  3. Michael Gendron

    We just put down our beautiful St Bernard yesterday due to serious aggression. He was only 3 years old. I’m not dealing with the loss so well and the guilt and pain is extreme. I know it was the best but I still feel like I failed him. The first year of his life was great we took him everywhere he had no issues with anyone. Then 4 months later he didnt want to go anywhere and would lunge at strangers and people he knew prior but never at us. It would take me everything that I had to restrain him. And would not clam down until the person was gone. We tried putting him out side but he would then wreck the door to try and come back in. The hardest thing was that he absolutely loved us but his aggression towards others was extreme. The last 18 months we couldnt have visitors or family over they were all afraid of “Cujo” as they would call him. The last straw was this past Friday my wife was asked to watch our niece. So because I was not home she put the dog in the upstairs bedroom and when I can home work I let him but held on to him because I knew and sure enough as soon and he spotted her just sitting on the recliner he wanted to attack. Totally unprovoked. We tried re-homing him a few months ago but decided it wasnt fair to put him or a new family though that. It was the fist time I have ever had to put a dog down, and I dont ever want to go though that again. The pain is just too much. I cant stop thinking about him and reliving the last moments with him. We also have a 9 yr old Dalmatian who great with everyone and since we put the St Bernard yesterday the Dalmatian has been acting like a puppy again and rolling around all over the house, almost like he is relieved. Thanks for listening and for your article.
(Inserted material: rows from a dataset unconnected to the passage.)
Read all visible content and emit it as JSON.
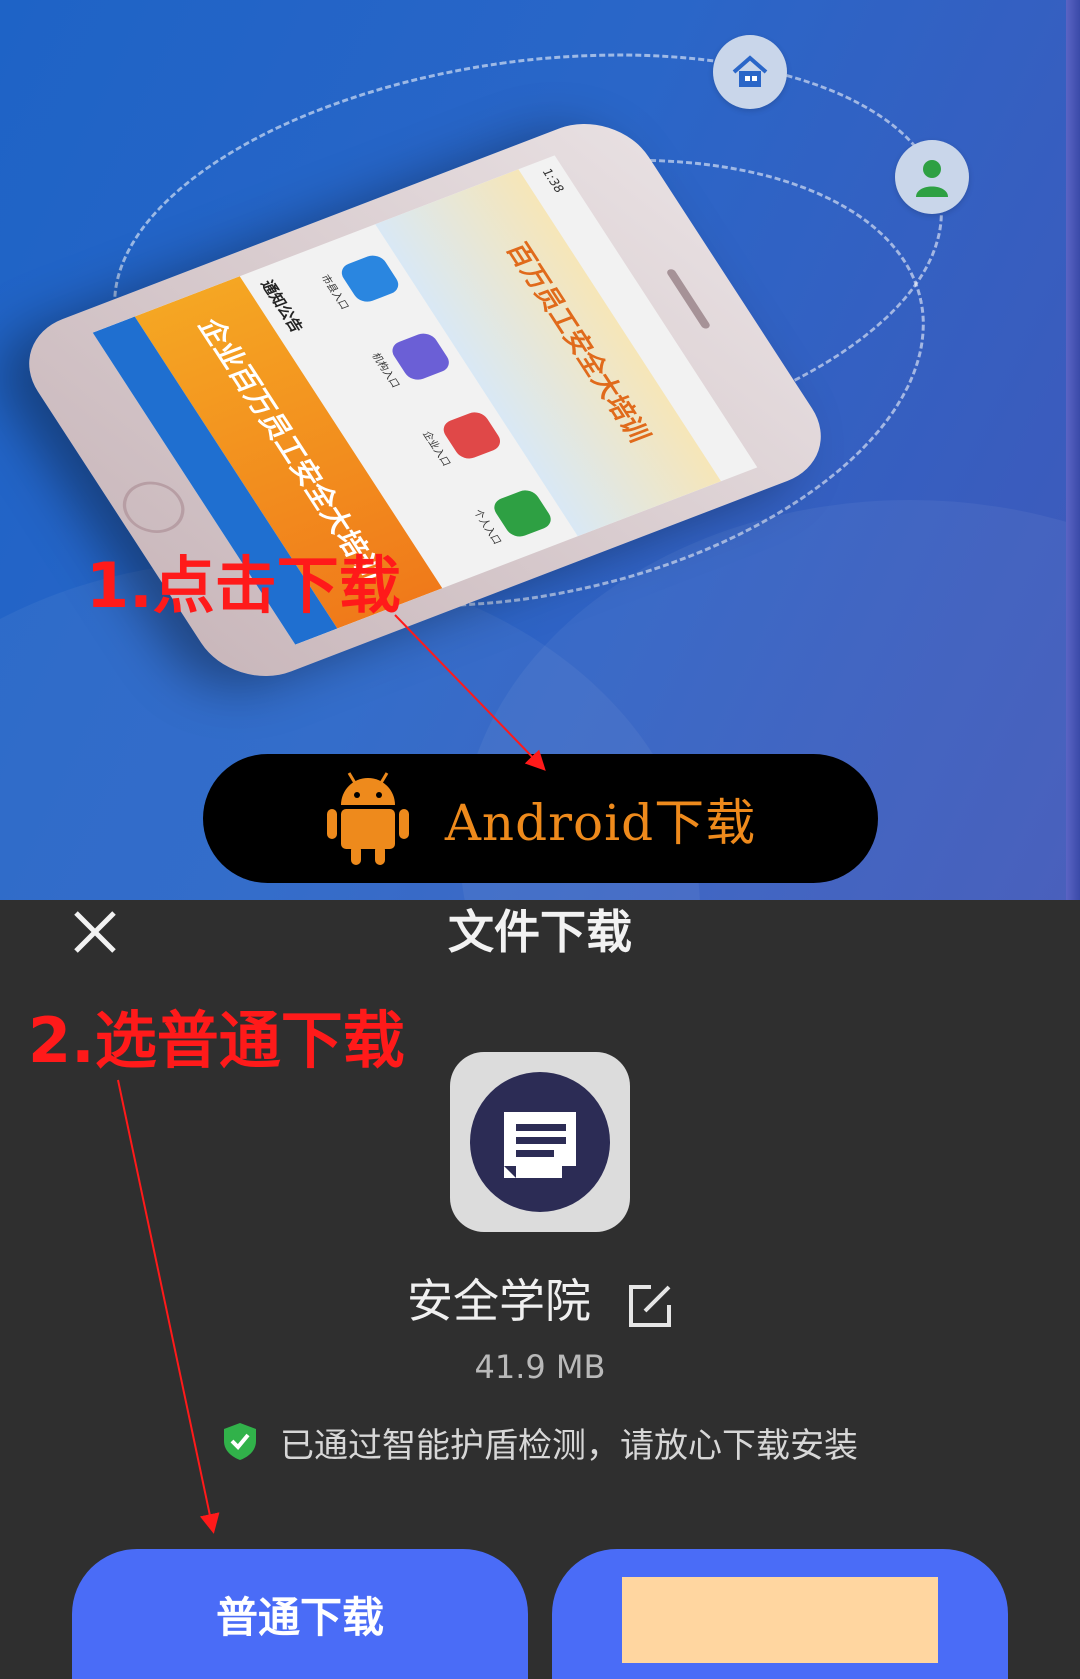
{
  "annotations": {
    "step1": "1.点击下载",
    "step2": "2.选普通下载"
  },
  "promo": {
    "phone_screen": {
      "time": "1:38",
      "banner_title": "百万员工安全大培训",
      "tiles": [
        "市县入口",
        "机构入口",
        "企业入口",
        "个人入口"
      ],
      "notice_title": "通知公告",
      "promo_card_title": "企业百万员工安全大培训"
    },
    "feature_icons": [
      "house-icon",
      "person-icon",
      "teacher-icon",
      "building-icon"
    ]
  },
  "android_button": {
    "label": "Android下载",
    "icon": "android-icon",
    "color": "#ee8a1c"
  },
  "dialog": {
    "title": "文件下载",
    "close_icon": "close-icon",
    "app_name": "安全学院",
    "app_size": "41.9 MB",
    "safety_text": "已通过智能护盾检测，请放心下载安装",
    "normal_download_label": "普通下载",
    "accent_color": "#4a6cf7"
  }
}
Leave a Comment

Your email address will not be published. Required fields are marked *

This site uses Akismet to reduce spam. Learn how your comment data is processed.

Scroll to Top